To writers, editors, and subject matter experts in organizations everywhere!
We are drowning in information, while starving for wisdom. The world henceforth will be run by synthesizers, people able to put together the right information at the right time, think critically about it, and make choices wisely.
— E.O. Wilson, biologist, researcher, theorist, naturalist, and author, in Consilience: The Unity of Knowledge
Most writing advice is aimed at the writer, alone and unarmed, who faces a blank page and who signs a name to the work. But as writers in organizations, we work with a ton of content considered ready to use. Our names do not appear on the documents we write.
In an organization, lots of people work on each document. Text is assembled. It’s reviewed and, sometimes, fails. It’s reworked. Problems persist. No one knows why.
As deadlines approach, we fix up the text as best we can. We work faster and harder. We learn keyboard shortcuts and sign up for online communities. We join associations of writers and editors. We attend writing and editing workshops to gain skills for hastening the process. Skills are good to have, but do not solve every problem.
There’s a bigger context: collaboration
As writers and editors, we are among the first to know how the company’s products and services are being described. We can act like focus groups, since we often see parts of text that need work. Are we being heard by our organizations?
What about success and satisfaction for writers?
Can we have a sense of achievement as writers when we produce documents that don’t bear our name or reflect the quality we think is important? Start with a look the 10 laws of collaborative writing, which remind us to define the purpose of our projects, or at least consider at what level we are contributing. We’ll explore success from there! (Hint: success has to do with the quality of your contribution and interaction.)
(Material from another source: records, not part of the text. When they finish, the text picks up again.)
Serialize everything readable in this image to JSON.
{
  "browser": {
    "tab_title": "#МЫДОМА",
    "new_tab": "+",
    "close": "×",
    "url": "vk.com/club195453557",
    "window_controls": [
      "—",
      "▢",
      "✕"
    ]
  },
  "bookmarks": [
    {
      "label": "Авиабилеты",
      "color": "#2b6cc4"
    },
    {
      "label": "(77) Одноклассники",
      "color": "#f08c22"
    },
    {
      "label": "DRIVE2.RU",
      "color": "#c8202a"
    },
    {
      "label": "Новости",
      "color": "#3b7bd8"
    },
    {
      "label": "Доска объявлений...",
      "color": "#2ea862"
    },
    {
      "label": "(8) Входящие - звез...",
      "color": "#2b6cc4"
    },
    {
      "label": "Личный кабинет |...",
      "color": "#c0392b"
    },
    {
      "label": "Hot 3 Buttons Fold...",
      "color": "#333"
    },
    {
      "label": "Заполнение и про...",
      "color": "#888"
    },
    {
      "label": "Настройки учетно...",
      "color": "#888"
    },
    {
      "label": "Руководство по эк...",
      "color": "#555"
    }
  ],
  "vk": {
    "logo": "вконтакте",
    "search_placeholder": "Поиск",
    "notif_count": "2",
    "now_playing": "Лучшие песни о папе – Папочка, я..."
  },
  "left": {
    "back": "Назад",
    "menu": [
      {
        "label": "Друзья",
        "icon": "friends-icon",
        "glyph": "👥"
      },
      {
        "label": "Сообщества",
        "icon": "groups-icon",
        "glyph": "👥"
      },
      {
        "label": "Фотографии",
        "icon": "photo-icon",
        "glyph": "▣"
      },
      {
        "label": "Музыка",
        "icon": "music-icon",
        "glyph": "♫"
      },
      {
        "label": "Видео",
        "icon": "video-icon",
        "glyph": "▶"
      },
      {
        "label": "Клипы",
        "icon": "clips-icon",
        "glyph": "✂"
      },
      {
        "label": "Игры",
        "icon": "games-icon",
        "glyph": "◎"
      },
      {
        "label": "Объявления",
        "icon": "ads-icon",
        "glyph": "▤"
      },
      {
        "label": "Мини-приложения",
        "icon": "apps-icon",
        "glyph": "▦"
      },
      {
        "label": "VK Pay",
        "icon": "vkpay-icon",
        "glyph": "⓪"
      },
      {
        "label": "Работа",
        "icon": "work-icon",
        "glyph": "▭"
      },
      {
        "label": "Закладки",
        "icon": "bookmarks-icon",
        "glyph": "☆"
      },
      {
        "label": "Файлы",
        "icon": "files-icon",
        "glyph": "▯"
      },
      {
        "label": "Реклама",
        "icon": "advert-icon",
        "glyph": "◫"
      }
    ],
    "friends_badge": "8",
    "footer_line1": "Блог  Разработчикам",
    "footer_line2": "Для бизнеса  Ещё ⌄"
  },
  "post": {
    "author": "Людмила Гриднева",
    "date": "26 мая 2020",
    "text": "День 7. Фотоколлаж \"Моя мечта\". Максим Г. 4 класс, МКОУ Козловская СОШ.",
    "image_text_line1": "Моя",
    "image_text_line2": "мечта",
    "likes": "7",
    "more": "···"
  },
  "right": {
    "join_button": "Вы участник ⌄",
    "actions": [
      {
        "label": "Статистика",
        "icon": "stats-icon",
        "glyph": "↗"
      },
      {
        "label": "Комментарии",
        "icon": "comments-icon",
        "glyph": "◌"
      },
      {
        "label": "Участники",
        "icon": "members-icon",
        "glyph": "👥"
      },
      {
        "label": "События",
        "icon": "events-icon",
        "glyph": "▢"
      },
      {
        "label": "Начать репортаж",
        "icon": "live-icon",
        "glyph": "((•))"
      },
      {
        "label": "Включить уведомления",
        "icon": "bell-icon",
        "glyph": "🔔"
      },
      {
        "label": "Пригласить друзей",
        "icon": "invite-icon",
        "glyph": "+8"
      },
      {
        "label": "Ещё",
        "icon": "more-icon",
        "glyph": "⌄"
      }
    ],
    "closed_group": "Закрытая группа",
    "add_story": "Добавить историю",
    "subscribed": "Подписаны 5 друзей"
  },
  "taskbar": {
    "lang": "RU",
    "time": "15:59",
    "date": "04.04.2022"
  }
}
Please share your ideas and comments on collaboration here, or contact Christine Hastie.